I'm glad the public hearing on a $58 million bond referendum concerning the Agricultural Event Center (AEC) has been moved from Aug. 6 to Aug. 13.
With a packed courthouse expected, a meeting devoted entirely to the issue makes more sense than combining it with a regular meeting and other agenda items. Rescheduling will also give opponents and supporters more time to prepare their arguments, and may help dispel any clouds churned up over the legality of hearings, “official” bulletin boards or typographical errors in postings.
The C-T is trying to bring as many facts to bear on the conversation as possible. Through a series of articles, most spurred by readers' queries, we've touched on funding, taxes, construction options, scaled-back versions, and the like. Have we missed anything?
Some think we've overlooked an important piece of the equation — operational costs. (For details, read Dr. David Jones' letter on this page.)
Since maintaining such a facility is just as important as building it, I've asked County Manager Hal Johnson to respond.

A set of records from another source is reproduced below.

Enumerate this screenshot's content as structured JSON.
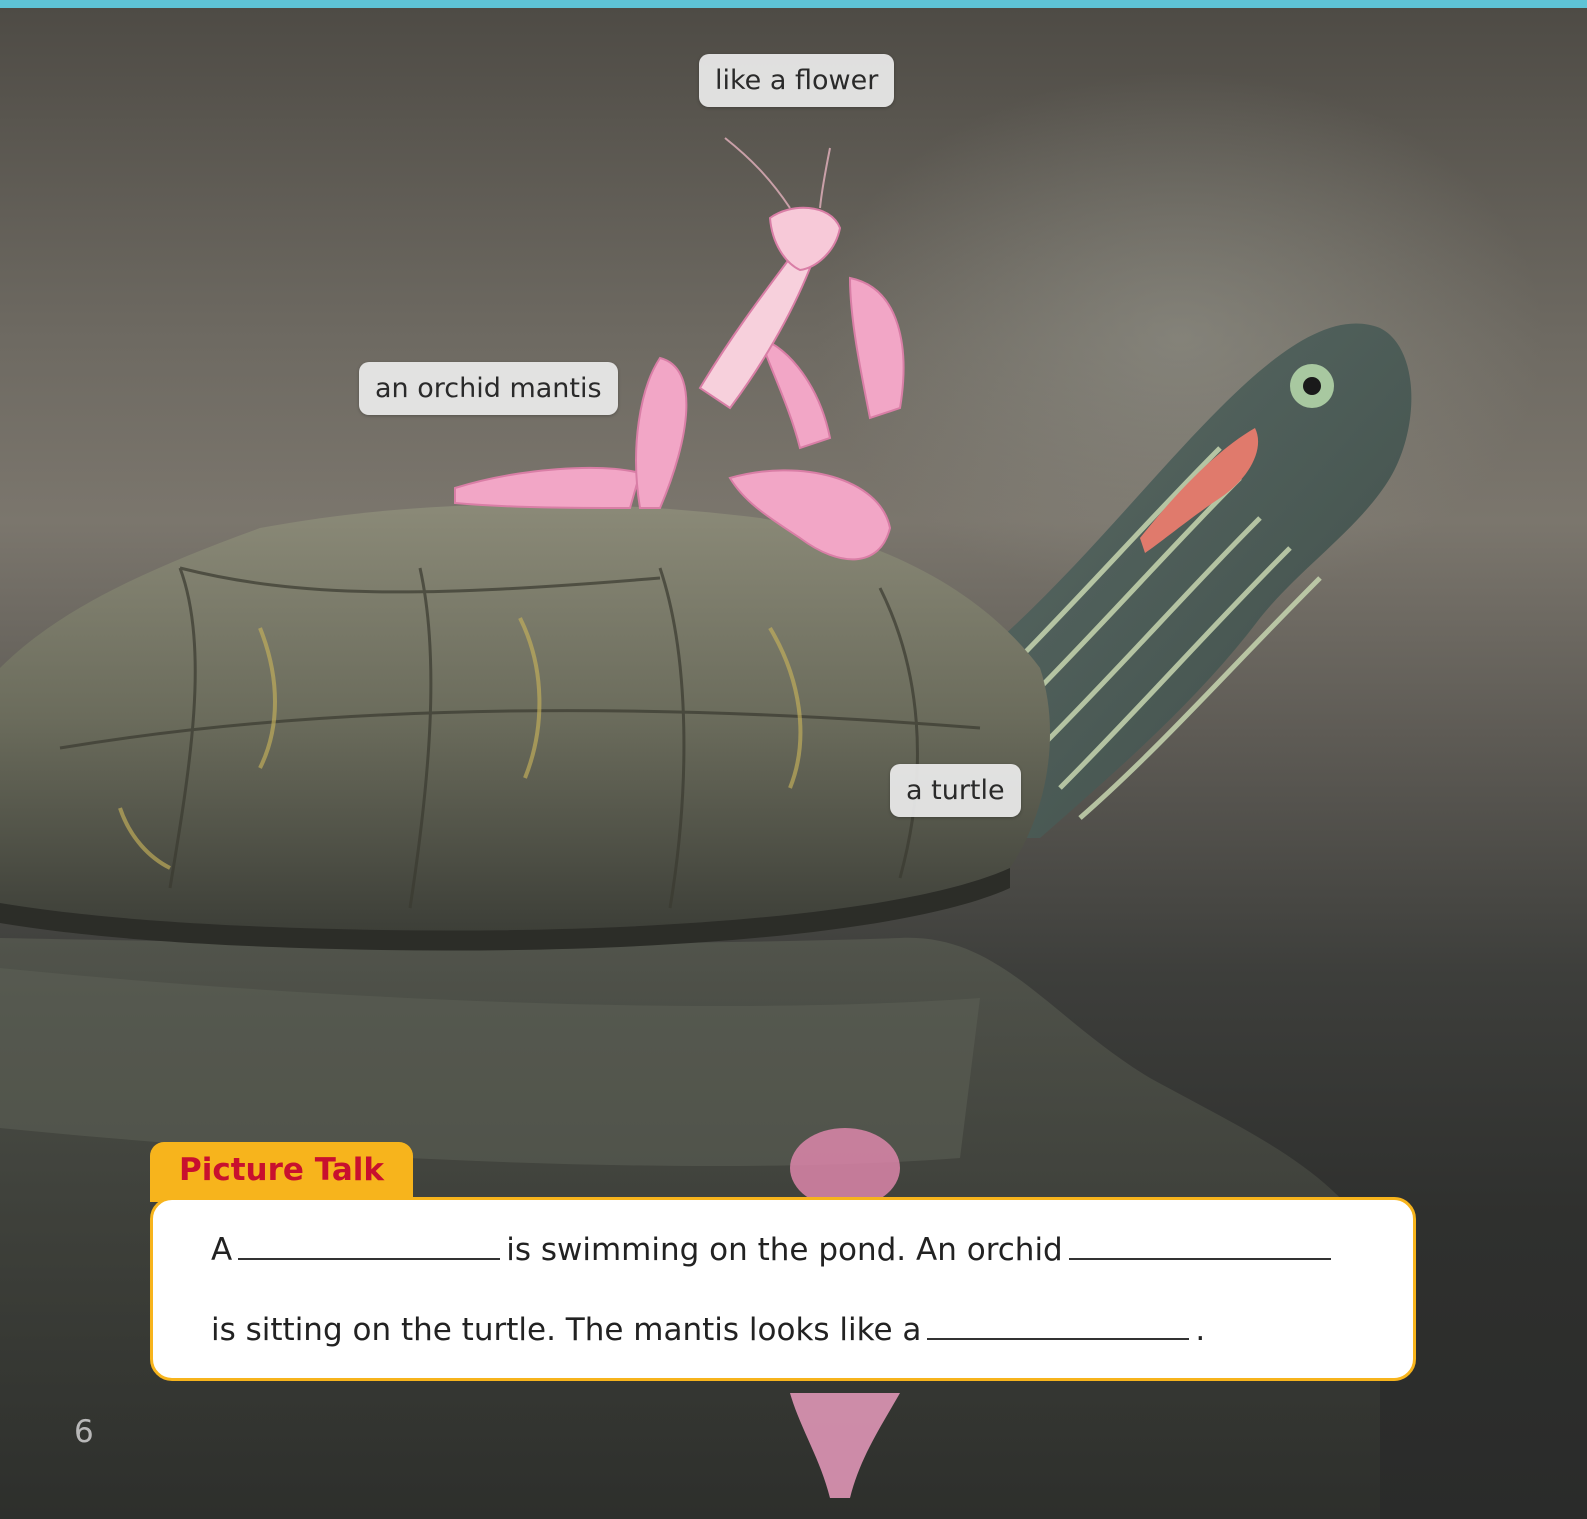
{
  "labels": {
    "flower": "like a flower",
    "mantis": "an orchid mantis",
    "turtle": "a turtle"
  },
  "picture_talk": {
    "title": "Picture Talk",
    "line1": {
      "before": "A",
      "middle": "is swimming on the pond. An orchid"
    },
    "line2": {
      "before": "is sitting on the turtle. The mantis looks like a",
      "after": "."
    }
  },
  "page_number": "6",
  "colors": {
    "top_bar": "#5ec3d6",
    "tab": "#f7b41c",
    "title": "#c8102e"
  }
}
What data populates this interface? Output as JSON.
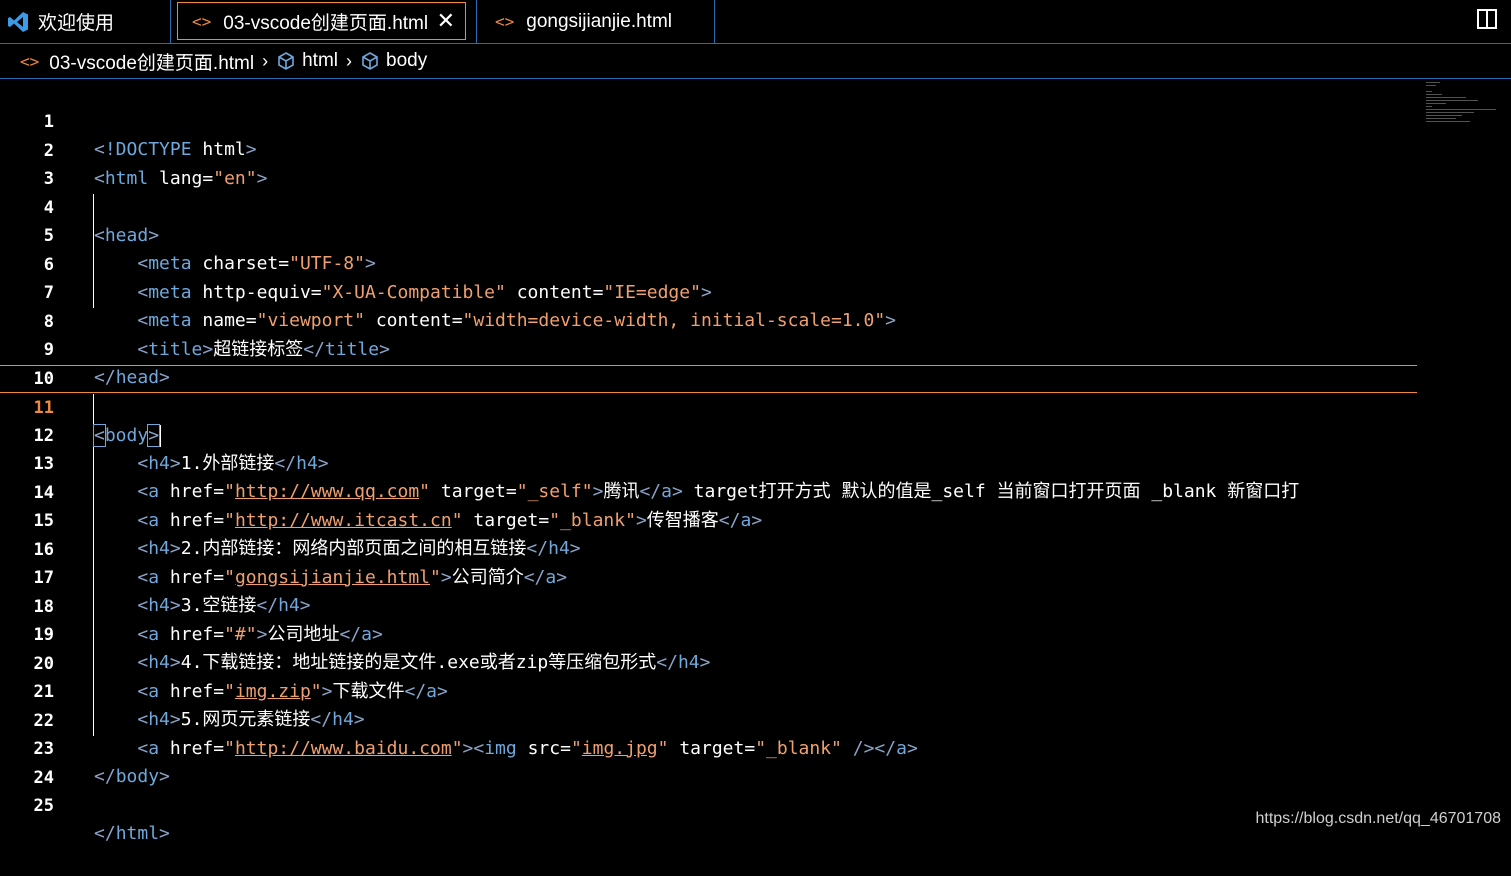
{
  "tabs": [
    {
      "label": "欢迎使用",
      "icon": "vscode-logo-icon"
    },
    {
      "label": "03-vscode创建页面.html",
      "icon": "html-file-icon",
      "active": true,
      "close": "✕"
    },
    {
      "label": "gongsijianjie.html",
      "icon": "html-file-icon"
    }
  ],
  "breadcrumb": {
    "file": "03-vscode创建页面.html",
    "items": [
      "html",
      "body"
    ]
  },
  "editor": {
    "current_line": 11,
    "lines": [
      {
        "n": "1"
      },
      {
        "n": "2"
      },
      {
        "n": "3"
      },
      {
        "n": "4"
      },
      {
        "n": "5"
      },
      {
        "n": "6"
      },
      {
        "n": "7"
      },
      {
        "n": "8"
      },
      {
        "n": "9"
      },
      {
        "n": "10"
      },
      {
        "n": "11"
      },
      {
        "n": "12"
      },
      {
        "n": "13"
      },
      {
        "n": "14"
      },
      {
        "n": "15"
      },
      {
        "n": "16"
      },
      {
        "n": "17"
      },
      {
        "n": "18"
      },
      {
        "n": "19"
      },
      {
        "n": "20"
      },
      {
        "n": "21"
      },
      {
        "n": "22"
      },
      {
        "n": "23"
      },
      {
        "n": "24"
      },
      {
        "n": "25"
      }
    ],
    "text": {
      "doctype": "!DOCTYPE",
      "html": "html",
      "lang": "lang",
      "en": "\"en\"",
      "head": "head",
      "meta": "meta",
      "charset": "charset",
      "utf8": "\"UTF-8\"",
      "http_equiv": "http-equiv",
      "xua": "\"X-UA-Compatible\"",
      "content": "content",
      "ieedge": "\"IE=edge\"",
      "name": "name",
      "viewport": "\"viewport\"",
      "viewport_content": "\"width=device-width, initial-scale=1.0\"",
      "title": "title",
      "title_text": "超链接标签",
      "body": "body",
      "h4": "h4",
      "a": "a",
      "href": "href",
      "target": "target",
      "img": "img",
      "src": "src",
      "h4_1": "1.外部链接",
      "url_qq": "http://www.qq.com",
      "self": "\"_self\"",
      "qq_text": "腾讯",
      "comment13": " target打开方式 默认的值是_self 当前窗口打开页面 _blank 新窗口打",
      "url_itcast": "http://www.itcast.cn",
      "blank": "\"_blank\"",
      "itcast_text": "传智播客",
      "h4_2": "2.内部链接：网络内部页面之间的相互链接",
      "url_gs": "gongsijianjie.html",
      "gs_text": "公司简介",
      "h4_3": "3.空链接",
      "hash": "\"#\"",
      "addr_text": "公司地址",
      "h4_4": "4.下载链接：地址链接的是文件.exe或者zip等压缩包形式",
      "url_zip": "img.zip",
      "zip_text": "下载文件",
      "h4_5": "5.网页元素链接",
      "url_baidu": "http://www.baidu.com",
      "url_jpg": "img.jpg"
    }
  },
  "watermark": "https://blog.csdn.net/qq_46701708",
  "colors": {
    "accent": "#f0883e",
    "tag": "#6fa8dc",
    "string": "#f0a070",
    "border": "#2a6ab0"
  }
}
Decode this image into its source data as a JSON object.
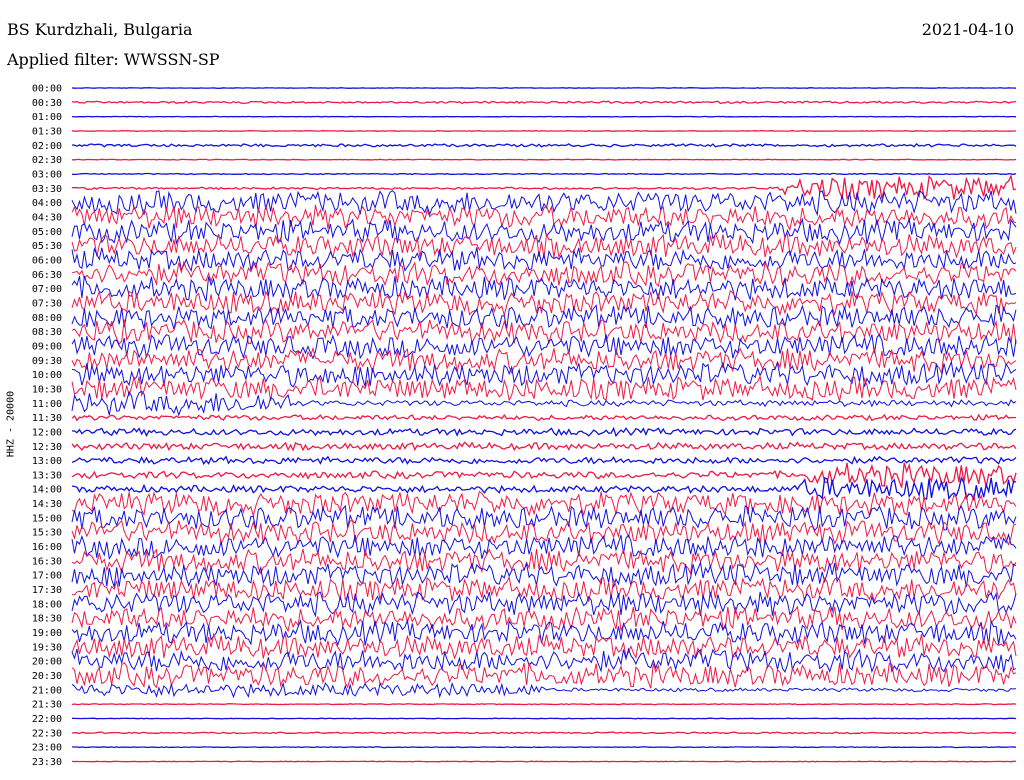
{
  "header": {
    "station": "BS Kurdzhali, Bulgaria",
    "date": "2021-04-10",
    "filter": "Applied filter: WWSSN-SP"
  },
  "chart_data": {
    "type": "line",
    "ylabel": "HHZ - 20000",
    "colors": [
      "#1010e0",
      "#ee1a44"
    ],
    "row_labels": [
      "00:00",
      "00:30",
      "01:00",
      "01:30",
      "02:00",
      "02:30",
      "03:00",
      "03:30",
      "04:00",
      "04:30",
      "05:00",
      "05:30",
      "06:00",
      "06:30",
      "07:00",
      "07:30",
      "08:00",
      "08:30",
      "09:00",
      "09:30",
      "10:00",
      "10:30",
      "11:00",
      "11:30",
      "12:00",
      "12:30",
      "13:00",
      "13:30",
      "14:00",
      "14:30",
      "15:00",
      "15:30",
      "16:00",
      "16:30",
      "17:00",
      "17:30",
      "18:00",
      "18:30",
      "19:00",
      "19:30",
      "20:00",
      "20:30",
      "21:00",
      "21:30",
      "22:00",
      "22:30",
      "23:00",
      "23:30"
    ],
    "row_noise": [
      0.3,
      1.2,
      0.3,
      0.3,
      1.6,
      0.4,
      0.6,
      1.2,
      13,
      13,
      13,
      13,
      13,
      13,
      13,
      13,
      13,
      13,
      13,
      13,
      13,
      13,
      13,
      3,
      4,
      4,
      4,
      4,
      4,
      13,
      13,
      13,
      13,
      13,
      13,
      13,
      13,
      13,
      13,
      13,
      13,
      13,
      8,
      0.5,
      0.3,
      0.8,
      0.4,
      0.3
    ],
    "row_noise_after": [
      null,
      null,
      null,
      null,
      null,
      null,
      null,
      13,
      null,
      null,
      null,
      null,
      null,
      null,
      null,
      null,
      null,
      null,
      null,
      null,
      null,
      null,
      3.5,
      null,
      null,
      null,
      null,
      13,
      13,
      13,
      null,
      null,
      null,
      null,
      null,
      null,
      null,
      null,
      null,
      null,
      null,
      null,
      2,
      null,
      null,
      null,
      null,
      null
    ],
    "row_noise_change": [
      null,
      null,
      null,
      null,
      null,
      null,
      null,
      0.75,
      null,
      null,
      null,
      null,
      null,
      null,
      null,
      null,
      null,
      null,
      null,
      null,
      null,
      null,
      0.23,
      null,
      null,
      null,
      null,
      0.78,
      0.77,
      0.74,
      null,
      null,
      null,
      null,
      null,
      null,
      null,
      null,
      null,
      null,
      null,
      null,
      0.5,
      null,
      null,
      null,
      null,
      null
    ]
  }
}
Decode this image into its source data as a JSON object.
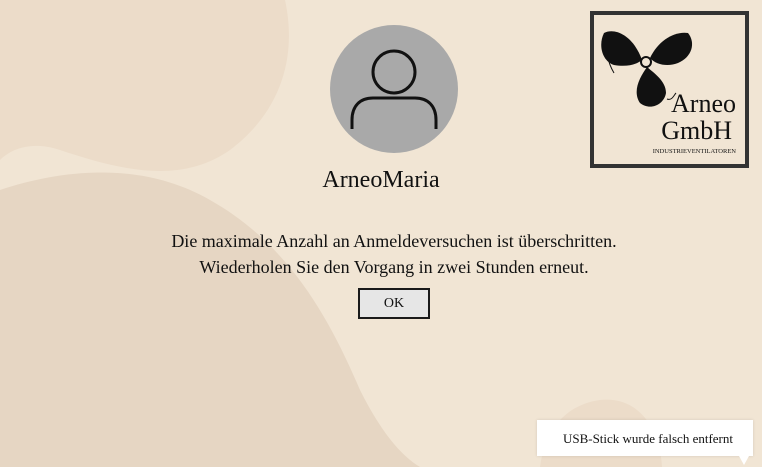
{
  "colors": {
    "background": "#f1e5d4",
    "background_shape": "#e6d6c3",
    "avatar": "#a9a9a9",
    "button_background": "#e6e6e6",
    "logo_frame": "#333333"
  },
  "user": {
    "name": "ArneoMaria",
    "avatar_icon": "user-silhouette-icon"
  },
  "message": {
    "line1": "Die maximale Anzahl an Anmeldeversuchen ist überschritten.",
    "line2": "Wiederholen Sie den Vorgang in zwei Stunden erneut."
  },
  "ok_button": {
    "label": "OK"
  },
  "logo": {
    "line1": "Arneo",
    "line2": "GmbH",
    "tagline": "INDUSTRIEVENTILATOREN",
    "icon": "fan-propeller-icon"
  },
  "notification": {
    "text": "USB-Stick wurde falsch entfernt"
  }
}
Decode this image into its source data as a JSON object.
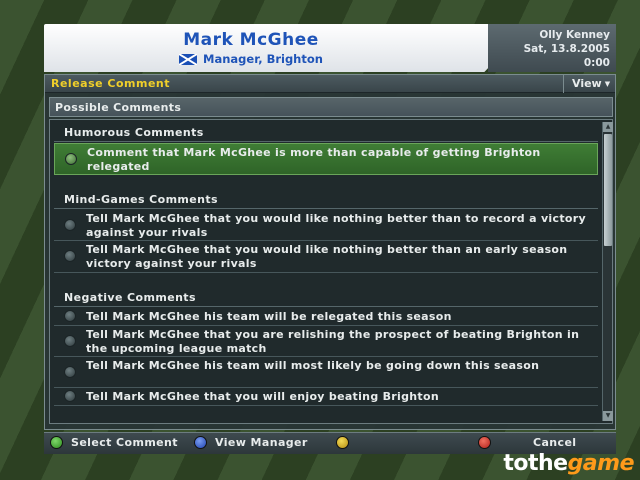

Below is his summary, but if you want to read more of the Magellan Strategy Group's feasibility study, go to the county website, http://www.randolphcountync.gov/, or click the link if you are reading this column online.
In May 2017, the Magellan Strategy Group, utilizing funding provided by the Tourism Development Authority, completed a feasibility study for the AEC. This study explored the viability of a new agricultural event center to be located on a 104-acre parcel on Highway 64/Dixie Drive. The study highlighted the positive economic impact of agriculture to the Randolph County economy and the impacts the AEC might have on Randolph.
The feasibility study followed a conservative approach in forecasting demand, revenues and expenses. The expenses were based on a 65,000-square-foot arena and two warm-up rings adjacent to the arena. The three barns for housing livestock total 100 stalls for each barn. The meeting and event space was approximately 7,000 square feet to be used as an educational and conference facility. A 10,000-square-foot office building connected to the event center was part of the original feasibility study.
The feasibility study addressed the issue of operational cost at the very beginning by stating that most arenas/event centers operate at a loss when considered in strict profit and loss financial terms (revenues minus expenses).
The AEC draft master plan, as presented to the commissioners, recommends a 99,104-square-foot arena and a 67,233-square-foot office building/event center. Larger facilities for livestock housing, which include 400 stalls and warm-up facilities, are also included on the master plan.
Projected revenues as outlined in the study, after three years of operation, were $351,561. Projected expenses totaled $453,900 at a facility of the size identified in the Magellan report. The expenses included projected cost of four full-time and additional part-time labor. These figures projected a $102,339 loss at Year 3.
However, other benefits have to be considered when assessing financial advantages to the county. These benefits can be both direct and indirect. An example could be increased sales tax revenues would then be distributed between the county and its municipalities.
The feasibility study identified potential revenue sources (in addition to the property tax) for both agricultural center development and operational support. In addition to event rent and ticket sales, these included naming rights, office rent paid by outside agencies located within the office building, private fund-raising, grants, possible 1 percent (hotel) occupancy tax increase, and potential state support as given to such centers in Asheville, Williamston and Lumberton (none in central N.C.).
The current master plan also allows for future public/private partnerships as areas are reserved for a possible hotel and related commercial activities. Although we do not have prospective clients at this time, the county would receive revenue from these sources through property tax and/or leasing agreements.
Randolph has options as to the size, cost, scope and timing of this project which would impact final costs and the county's ability to pay for the project. The plan provides a guide, but, once a decision is made on the final size and scope of the proposed center more accurate information on operating cost and revenue can be calculated.
Take our poll
If you haven't taken The C-T online poll, there's still time. Go to www.courier-tribune.com and click on any AEC-related article or column. The link will take you to the question.
As of Friday morning, 224 people had voted, with 67 percent saying they would support the referendum to fund the AEC and 33 percent saying they would not. I'll have another update next Sunday ahead of the Aug. 13 hearing.
* Annette Jordan is the editor of The Courier-Tribune. Contact: 626-6115 or email@example.com.